= Exercise description =
The pictures stay out; everything else in the entries below must be returned exactly.

[Opening Record excerpts section]

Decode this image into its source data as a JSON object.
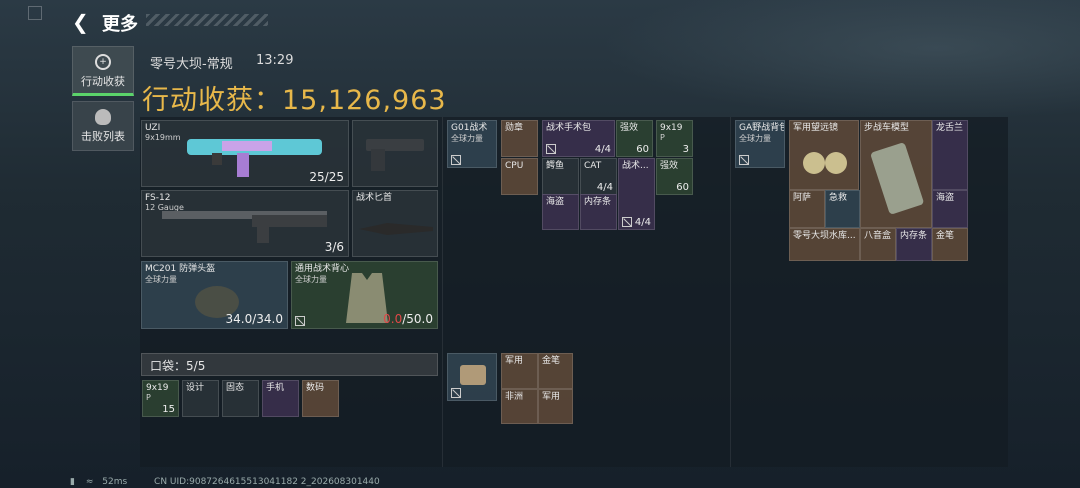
{
  "header": {
    "back_icon": "chevron-left-icon",
    "title": "更多"
  },
  "tabs": [
    {
      "label": "行动收获",
      "icon": "target-icon",
      "active": true
    },
    {
      "label": "击败列表",
      "icon": "skull-icon",
      "active": false
    }
  ],
  "match": {
    "map": "零号大坝-常规",
    "time": "13:29"
  },
  "haul": {
    "label": "行动收获：",
    "value": "15,126,963"
  },
  "loadout": {
    "primary": {
      "name": "UZI",
      "ammo_type": "9x19mm",
      "count": "25/25"
    },
    "secondary": {
      "name": "FS-12",
      "ammo_type": "12 Gauge",
      "count": "3/6"
    },
    "melee": {
      "name": "战术匕首"
    },
    "helmet": {
      "name": "MC201 防弹头盔",
      "sub": "全球力量",
      "durability": "34.0/34.0"
    },
    "armor": {
      "name": "通用战术背心",
      "sub": "全球力量",
      "durability_current": "0.0",
      "durability_max": "/50.0"
    }
  },
  "pockets": {
    "label": "口袋：",
    "count": "5/5",
    "items": [
      {
        "label": "9x19",
        "sub": "P",
        "count": "15"
      },
      {
        "label": "设计"
      },
      {
        "label": "固态"
      },
      {
        "label": "手机"
      },
      {
        "label": "数码"
      }
    ]
  },
  "rig": {
    "name": "G01战术",
    "sub": "全球力量",
    "items": [
      {
        "label": "勋章"
      },
      {
        "label": "战术手术包",
        "count": "4/4"
      },
      {
        "label": "强效",
        "count": "60"
      },
      {
        "label": "9x19",
        "sub": "P",
        "count": "3"
      },
      {
        "label": "CPU"
      },
      {
        "label": "鳄鱼"
      },
      {
        "label": "CAT",
        "count": "4/4"
      },
      {
        "label": "战术...",
        "count": "4/4"
      },
      {
        "label": "强效",
        "count": "60"
      },
      {
        "label": "海盗"
      },
      {
        "label": "内存条"
      }
    ]
  },
  "pouch": {
    "items": [
      {
        "label": "军用"
      },
      {
        "label": "金笔"
      },
      {
        "label": "非洲"
      },
      {
        "label": "军用"
      }
    ]
  },
  "backpack": {
    "name": "GA野战背包",
    "sub": "全球力量",
    "items": [
      {
        "label": "军用望远镜"
      },
      {
        "label": "步战车模型"
      },
      {
        "label": "龙舌兰"
      },
      {
        "label": "阿萨"
      },
      {
        "label": "急救"
      },
      {
        "label": "海盗"
      },
      {
        "label": "零号大坝水库..."
      },
      {
        "label": "八音盒"
      },
      {
        "label": "内存条"
      },
      {
        "label": "金笔"
      }
    ]
  },
  "footer": {
    "ping": "52ms",
    "uid": "CN UID:9087264615513041182 2_202608301440"
  },
  "colors": {
    "accent": "#e8b84a",
    "active_tab": "#5bd36a",
    "warning": "#e04848"
  }
}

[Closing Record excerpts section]

= Response to the task =
Decode this image into its source data as a JSON object.
{
  "header": {
    "back_icon": "chevron-left-icon",
    "title": "更多"
  },
  "tabs": [
    {
      "label": "行动收获",
      "icon": "target-icon",
      "active": true
    },
    {
      "label": "击败列表",
      "icon": "skull-icon",
      "active": false
    }
  ],
  "match": {
    "map": "零号大坝-常规",
    "time": "13:29"
  },
  "haul": {
    "label": "行动收获：",
    "value": "15,126,963"
  },
  "loadout": {
    "primary": {
      "name": "UZI",
      "ammo_type": "9x19mm",
      "count": "25/25"
    },
    "secondary": {
      "name": "FS-12",
      "ammo_type": "12 Gauge",
      "count": "3/6"
    },
    "melee": {
      "name": "战术匕首"
    },
    "helmet": {
      "name": "MC201 防弹头盔",
      "sub": "全球力量",
      "durability": "34.0/34.0"
    },
    "armor": {
      "name": "通用战术背心",
      "sub": "全球力量",
      "durability_current": "0.0",
      "durability_max": "/50.0"
    }
  },
  "pockets": {
    "label": "口袋：",
    "count": "5/5",
    "items": [
      {
        "label": "9x19",
        "sub": "P",
        "count": "15"
      },
      {
        "label": "设计"
      },
      {
        "label": "固态"
      },
      {
        "label": "手机"
      },
      {
        "label": "数码"
      }
    ]
  },
  "rig": {
    "name": "G01战术",
    "sub": "全球力量",
    "items": [
      {
        "label": "勋章"
      },
      {
        "label": "战术手术包",
        "count": "4/4"
      },
      {
        "label": "强效",
        "count": "60"
      },
      {
        "label": "9x19",
        "sub": "P",
        "count": "3"
      },
      {
        "label": "CPU"
      },
      {
        "label": "鳄鱼"
      },
      {
        "label": "CAT",
        "count": "4/4"
      },
      {
        "label": "战术...",
        "count": "4/4"
      },
      {
        "label": "强效",
        "count": "60"
      },
      {
        "label": "海盗"
      },
      {
        "label": "内存条"
      }
    ]
  },
  "pouch": {
    "items": [
      {
        "label": "军用"
      },
      {
        "label": "金笔"
      },
      {
        "label": "非洲"
      },
      {
        "label": "军用"
      }
    ]
  },
  "backpack": {
    "name": "GA野战背包",
    "sub": "全球力量",
    "items": [
      {
        "label": "军用望远镜"
      },
      {
        "label": "步战车模型"
      },
      {
        "label": "龙舌兰"
      },
      {
        "label": "阿萨"
      },
      {
        "label": "急救"
      },
      {
        "label": "海盗"
      },
      {
        "label": "零号大坝水库..."
      },
      {
        "label": "八音盒"
      },
      {
        "label": "内存条"
      },
      {
        "label": "金笔"
      }
    ]
  },
  "footer": {
    "ping": "52ms",
    "uid": "CN UID:9087264615513041182 2_202608301440"
  },
  "colors": {
    "accent": "#e8b84a",
    "active_tab": "#5bd36a",
    "warning": "#e04848"
  }
}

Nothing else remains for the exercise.